**Information:**

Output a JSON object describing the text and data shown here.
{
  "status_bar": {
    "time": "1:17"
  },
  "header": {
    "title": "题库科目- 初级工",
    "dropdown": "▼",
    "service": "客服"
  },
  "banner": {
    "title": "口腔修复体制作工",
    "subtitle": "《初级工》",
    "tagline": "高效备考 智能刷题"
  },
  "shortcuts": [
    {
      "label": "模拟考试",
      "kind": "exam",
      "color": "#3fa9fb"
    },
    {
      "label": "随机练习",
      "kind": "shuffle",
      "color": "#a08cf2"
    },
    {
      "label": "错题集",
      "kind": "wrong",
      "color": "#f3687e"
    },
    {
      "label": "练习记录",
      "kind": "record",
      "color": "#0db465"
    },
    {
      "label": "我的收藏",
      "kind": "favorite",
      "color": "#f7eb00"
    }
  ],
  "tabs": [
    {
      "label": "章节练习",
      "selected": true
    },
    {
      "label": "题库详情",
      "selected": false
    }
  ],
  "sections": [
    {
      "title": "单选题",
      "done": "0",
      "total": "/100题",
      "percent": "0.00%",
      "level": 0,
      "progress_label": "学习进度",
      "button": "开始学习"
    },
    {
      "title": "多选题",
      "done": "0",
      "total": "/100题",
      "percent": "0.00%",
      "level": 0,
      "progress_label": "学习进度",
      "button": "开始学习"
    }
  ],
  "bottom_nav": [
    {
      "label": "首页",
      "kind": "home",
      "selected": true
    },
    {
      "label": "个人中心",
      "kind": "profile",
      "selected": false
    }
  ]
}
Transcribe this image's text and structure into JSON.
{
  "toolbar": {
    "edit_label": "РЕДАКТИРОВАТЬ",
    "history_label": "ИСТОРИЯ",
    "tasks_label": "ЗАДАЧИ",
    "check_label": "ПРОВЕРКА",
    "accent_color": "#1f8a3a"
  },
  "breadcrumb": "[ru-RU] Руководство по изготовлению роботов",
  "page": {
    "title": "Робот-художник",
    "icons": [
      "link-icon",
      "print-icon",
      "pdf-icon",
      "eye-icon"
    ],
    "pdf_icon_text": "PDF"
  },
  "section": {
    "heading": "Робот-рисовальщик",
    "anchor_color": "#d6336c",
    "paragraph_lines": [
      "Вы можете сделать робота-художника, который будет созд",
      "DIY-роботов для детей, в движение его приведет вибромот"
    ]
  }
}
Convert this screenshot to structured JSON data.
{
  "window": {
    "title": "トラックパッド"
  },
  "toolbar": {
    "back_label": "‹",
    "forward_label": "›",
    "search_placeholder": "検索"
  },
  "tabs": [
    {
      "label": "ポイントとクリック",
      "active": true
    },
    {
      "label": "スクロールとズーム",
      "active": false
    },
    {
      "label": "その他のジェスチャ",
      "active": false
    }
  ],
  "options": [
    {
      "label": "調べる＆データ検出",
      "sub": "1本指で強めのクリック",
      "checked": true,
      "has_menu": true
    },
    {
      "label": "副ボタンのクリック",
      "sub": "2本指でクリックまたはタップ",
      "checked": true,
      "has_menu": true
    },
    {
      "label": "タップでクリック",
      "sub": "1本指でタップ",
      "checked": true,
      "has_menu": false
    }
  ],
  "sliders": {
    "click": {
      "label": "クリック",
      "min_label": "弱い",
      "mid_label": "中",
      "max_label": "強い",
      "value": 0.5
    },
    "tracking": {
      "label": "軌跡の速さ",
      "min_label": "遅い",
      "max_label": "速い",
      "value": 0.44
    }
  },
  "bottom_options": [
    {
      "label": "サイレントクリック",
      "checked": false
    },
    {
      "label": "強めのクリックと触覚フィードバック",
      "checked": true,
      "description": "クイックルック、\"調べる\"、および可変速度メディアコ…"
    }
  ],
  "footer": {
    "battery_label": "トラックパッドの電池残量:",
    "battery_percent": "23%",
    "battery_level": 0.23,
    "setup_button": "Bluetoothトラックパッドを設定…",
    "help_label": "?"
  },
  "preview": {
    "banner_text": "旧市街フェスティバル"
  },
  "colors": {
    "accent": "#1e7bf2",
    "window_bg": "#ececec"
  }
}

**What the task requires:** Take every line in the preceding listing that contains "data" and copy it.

**Response to this task:**
Output a JSON object describing the text and data shown here.
Convert this screenshot to structured JSON data.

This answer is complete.